    1. Congratulations on losing the weight and gaining your health! The measurements are indeed spot on. I am on my own OMAD keto weight loss journey, 1 month in. I was a 34, 26, 36 at 5ft 4in until I had my 3rd child. Went up one inch all over. But, after my 4th I gained and gained. I have quite a ways to go , but am losing steadily. Thank you for your post. It’s encouraging to see someone succeed!

  11. Who writes this crap? Please tell me it’s not a woman! Please tell me it’s not a man (as if you would know), and please please tell me it’s not a human being! Woman are different types and measurements within that bracket. This is not science guys and gals. Get outta here with this propaganda.

  12. Uhm I guess I’m not ideal 😂😂I’m 5”4 and 110 pounds and they’re saying if I was 115 I’d be “ideal” I honestly would love to gain weight and if I could do more than five pounds and go to the gym , I would love that .

  13. Im 5″5 and weight range from 135 to 139
    Bust 37
    Wasit 30 or 32 ?? At smallest
    Hip 40
    With there ideals
    They say i should be 125lbs max
    35 bust 25 wasit 35 hip
    Id have to diet till dead
    And lose 5 inches from hips
    Lose 2 or 3 inchs from bust
    And lose 6 inchs from wasit
    1950s was crazy i love my currves

  14. Am 5’5″, about 113-114 lbs. Not sure why I am losing weight bc I eat tons of food and am kind of sedentary yikes. Oh well. I am 19 so it could just be my teenage metabolism.
    Bust 35, waist about 26, hips 35. Not exactly 10 inches separate, lol. On the larger end of the “ideal.” They said add an inch for bigger frame. I have the “oversized” 6-inch wrist, so my bust and waist would be small according to that logic.
    With 5’5″ height, my “ideal” weight would be 125 (5 inches over 5 feet, times 5) plus the extra 5 lbs for oversized wrist so 130 pounds?? I am not sure how I would retain my measurements with 17 pounds added to the weight I am now, unless I were incredibly toned. And lord knows ’50s media pushed diet over exercise.
    Overall pretty unrealistic.

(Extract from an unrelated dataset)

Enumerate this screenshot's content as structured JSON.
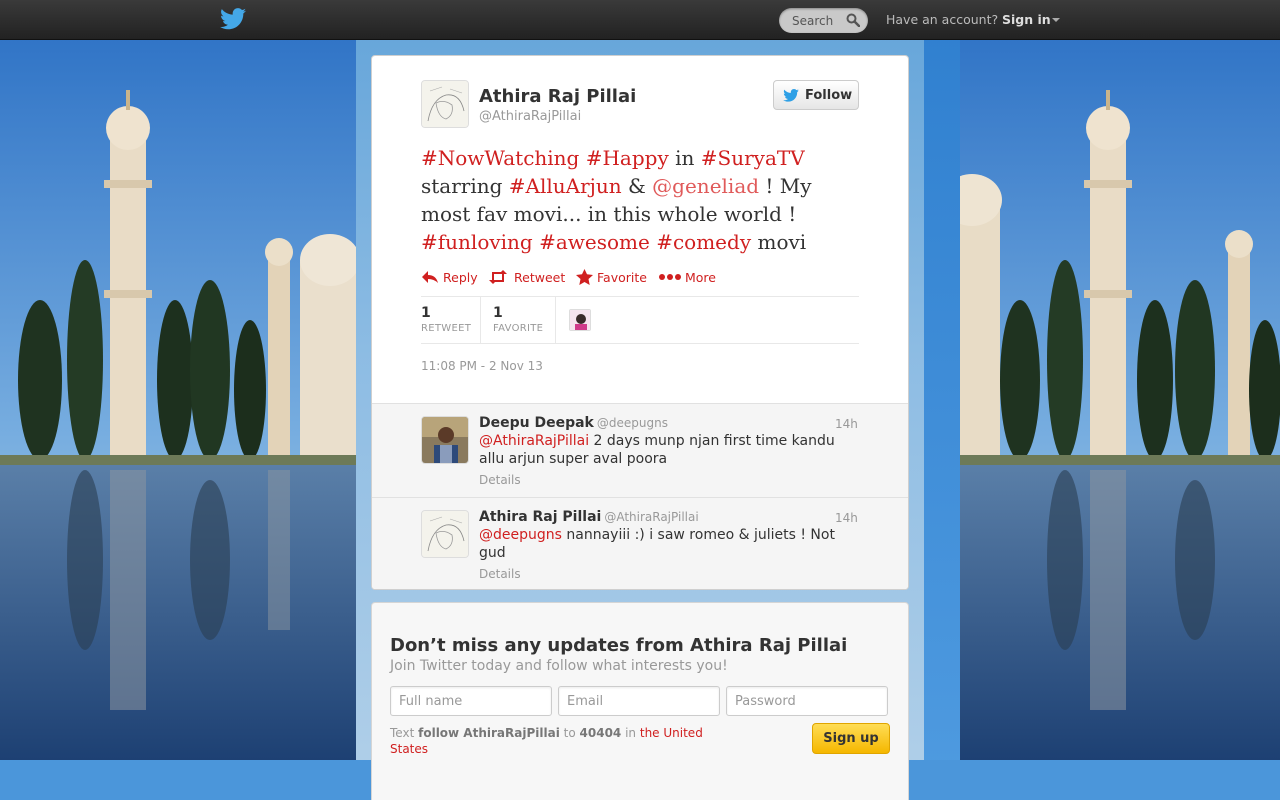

I am far below the “ideal” weight for my height and still barely have the “ideal” measurements.

Leave a comment here!

Your email address will not be published. Required fields are marked *

This site uses Akismet to reduce spam. Learn how your comment data is processed.